Tuesday, 19 May 2009
Hans Horrevoets. Image copyright Oskar Kihlborg/Volvo Ocean Race 2005-2006.
by Lizzie (Green) Ward
It has been three years to the day since Han Horrevoets was washed over the side of ABN AMRO TWO and lost his life during leg seven of the Volvo Ocean Race 2005-06, but memories of the popular Dutchman are still strong.
It is in recognition of Hans’ work in developing young sailing talent onboard ABN AMRO TWO, that the Volvo Ocean Race has launched the Hans Horrevoets Rookie Trophy. The award, decided by the race committee based on nominations by each of the skippers currently racing, will be presented in St Petersburg at the finish of the race, to a rookie sailor who was younger than 30 when the event commenced.
In making their nominations, each skipper will choose sailors that have shown a significant drive to make an improvement to their own skills and to the skills of the team and have shown a significant contribution in strengthening the team onboard. The skippers will also determine whom their first pick would be from across the current fleet if they had to choose any rookie sailor under the age of 30 for the next race.
The second string of the ABN AMRO project was unique and ambitious, opting as it did to enter a boat crewed predominantly by rookies into the top level of offshore sailing. Hans, who had sailed the event in the 1997-98 edition, was an integral part of the campaign, helping to oversee the extensive ‘talent contest’ that whittled down 1,800 online applications to a handful of the most skilled young sailors from around the world.
Ultimately, he ended up sailing on the boat as well, enjoying great success along the way until tragedy struck in the Atlantic Ocean. But his legacy has been enhanced by the continued success of the sailors he helped to elevate in the world of sailing: Nick Bice and Gerd Jan Poortman are both part of Team Delta Lloyd, while Simon Fisher, one of the senior figures outside the ABN AMRO selection process, is signed up to Telefónica Blue.
Knut Frostad, CEO of the Volvo Ocean Race and previously a skipper in the event, says the trophy is a way of preserving the spirit of youth that Hans promoted so strongly.
“I got to know Hans through many years of round the world racing,” he said. “I am very pleased that this trophy in his memory will keep alive his spirit and enthusiasm towards pushing a new generation of sailors to reach their full potential.”
Both Bice and Fisher hope the lessons learnt from Hans’ death will help prevent similar accidents in the future.
“If anything, it has taught us all to be a lot safer out at sea and to be a lot more wary of what Mother Nature can throw at us,” Bice said. “Just that alone has had a great effect.

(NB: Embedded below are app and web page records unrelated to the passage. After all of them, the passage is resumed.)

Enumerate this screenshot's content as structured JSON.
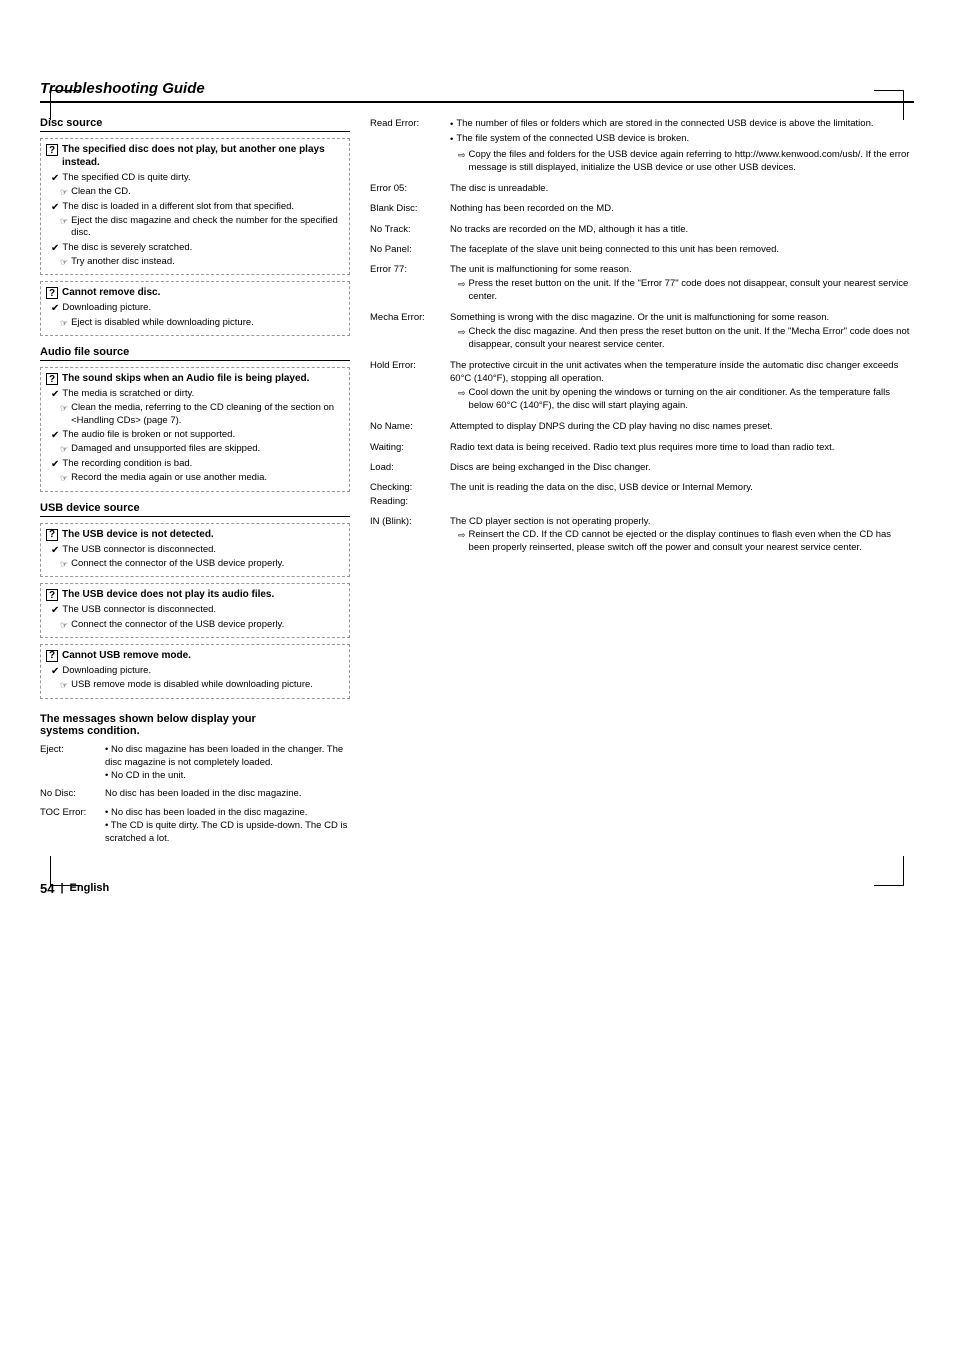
{
  "page": {
    "title": "Troubleshooting Guide",
    "footer_page": "54",
    "footer_lang": "English"
  },
  "left": {
    "sections": [
      {
        "id": "disc-source",
        "title": "Disc source",
        "problems": [
          {
            "id": "prob1",
            "icon": "?",
            "title": "The specified disc does not play, but another one plays instead.",
            "causes": [
              {
                "text": "The specified CD is quite dirty.",
                "remedy": "Clean the CD."
              },
              {
                "text": "The disc is loaded in a different slot from that specified.",
                "remedy": "Eject the disc magazine and check the number for the specified disc."
              },
              {
                "text": "The disc is severely scratched.",
                "remedy": "Try another disc instead."
              }
            ]
          },
          {
            "id": "prob2",
            "icon": "?",
            "title": "Cannot remove disc.",
            "causes": [
              {
                "text": "Downloading picture.",
                "remedy": "Eject is disabled while downloading picture."
              }
            ]
          }
        ]
      },
      {
        "id": "audio-file-source",
        "title": "Audio file source",
        "problems": [
          {
            "id": "prob3",
            "icon": "?",
            "title": "The sound skips when an Audio file is being played.",
            "causes": [
              {
                "text": "The media is scratched or dirty.",
                "remedy": "Clean the media, referring to the CD cleaning of the section on <Handling CDs> (page 7)."
              },
              {
                "text": "The audio file is broken or not supported.",
                "remedy": "Damaged and unsupported files are skipped."
              },
              {
                "text": "The recording condition is bad.",
                "remedy": "Record the media again or use another media."
              }
            ]
          }
        ]
      },
      {
        "id": "usb-device-source",
        "title": "USB device source",
        "problems": [
          {
            "id": "prob4",
            "icon": "?",
            "title": "The USB device is not detected.",
            "causes": [
              {
                "text": "The USB connector is disconnected.",
                "remedy": "Connect the connector of the USB device properly."
              }
            ]
          },
          {
            "id": "prob5",
            "icon": "?",
            "title": "The USB device does not play its audio files.",
            "causes": [
              {
                "text": "The USB connector is disconnected.",
                "remedy": "Connect the connector of the USB device properly."
              }
            ]
          },
          {
            "id": "prob6",
            "icon": "?",
            "title": "Cannot USB remove mode.",
            "causes": [
              {
                "text": "Downloading picture.",
                "remedy": "USB remove mode is disabled while downloading picture."
              }
            ]
          }
        ]
      }
    ],
    "messages": {
      "intro": "The messages shown below display your systems condition.",
      "items": [
        {
          "label": "Eject:",
          "desc": "• No disc magazine has been loaded in the changer. The disc magazine is not completely loaded.\n• No CD in the unit."
        },
        {
          "label": "No Disc:",
          "desc": "No disc has been loaded in the disc magazine."
        },
        {
          "label": "TOC Error:",
          "desc": "• No disc has been loaded in the disc magazine.\n• The CD is quite dirty. The CD is upside-down. The CD is scratched a lot."
        }
      ]
    }
  },
  "right": {
    "errors": [
      {
        "label": "Read Error:",
        "desc_bullets": [
          "The number of files or folders which are stored in the connected USB device is above the limitation.",
          "The file system of the connected USB device is broken."
        ],
        "desc_arrows": [
          "Copy the files and folders for the USB device again referring to http://www.kenwood.com/usb/. If the error message is still displayed, initialize the USB device or use other USB devices."
        ]
      },
      {
        "label": "Error 05:",
        "desc": "The disc is unreadable."
      },
      {
        "label": "Blank Disc:",
        "desc": "Nothing has been recorded on the MD."
      },
      {
        "label": "No Track:",
        "desc": "No tracks are recorded on the MD, although it has a title."
      },
      {
        "label": "No Panel:",
        "desc": "The faceplate of the slave unit being connected to this unit has been removed."
      },
      {
        "label": "Error 77:",
        "desc_bullets": [
          "The unit is malfunctioning for some reason."
        ],
        "desc_arrows": [
          "Press the reset button on the unit. If the \"Error 77\" code does not disappear, consult your nearest service center."
        ]
      },
      {
        "label": "Mecha Error:",
        "desc_text": "Something is wrong with the disc magazine. Or the unit is malfunctioning for some reason.",
        "desc_arrows": [
          "Check the disc magazine. And then press the reset button on the unit. If the \"Mecha Error\" code does not disappear, consult your nearest service center."
        ]
      },
      {
        "label": "Hold Error:",
        "desc_text": "The protective circuit in the unit activates when the temperature inside the automatic disc changer exceeds 60°C (140°F), stopping all operation.",
        "desc_arrows": [
          "Cool down the unit by opening the windows or turning on the air conditioner. As the temperature falls below 60°C (140°F), the disc will start playing again."
        ]
      },
      {
        "label": "No Name:",
        "desc": "Attempted to display DNPS during the CD play having no disc names preset."
      },
      {
        "label": "Waiting:",
        "desc": "Radio text data is being received. Radio text plus requires more time to load than radio text."
      },
      {
        "label": "Load:",
        "desc": "Discs are being exchanged in the Disc changer."
      },
      {
        "label": "Checking:\nReading:",
        "desc": "The unit is reading the data on the disc, USB device or Internal Memory."
      },
      {
        "label": "IN (Blink):",
        "desc_text": "The CD player section is not operating properly.",
        "desc_arrows": [
          "Reinsert the CD. If the CD cannot be ejected or the display continues to flash even when the CD has been properly reinserted, please switch off the power and consult your nearest service center."
        ]
      }
    ]
  }
}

We are all still thinking of Hans and hopefully we all get across the Atlantic this time incident free.”
Fisher added: “Lots of time has passed, but it’s all pretty clear in my mind. I don’t think I’ll ever forget him really. I won’t ever forget what happened on that leg.
“The memory of him is always with me when I’m sailing. I think for the sport it is important that we remember him and learn from happened in the hope that it won’t happen again. Hans was always a funny guy to have on the boat, enthusiastic, and a great sailor as well. He loved every minute of being on the boat.
“The whole ABN experience was great for helping young sailors and Hans was a big part of that.”
Volvo Ocean Race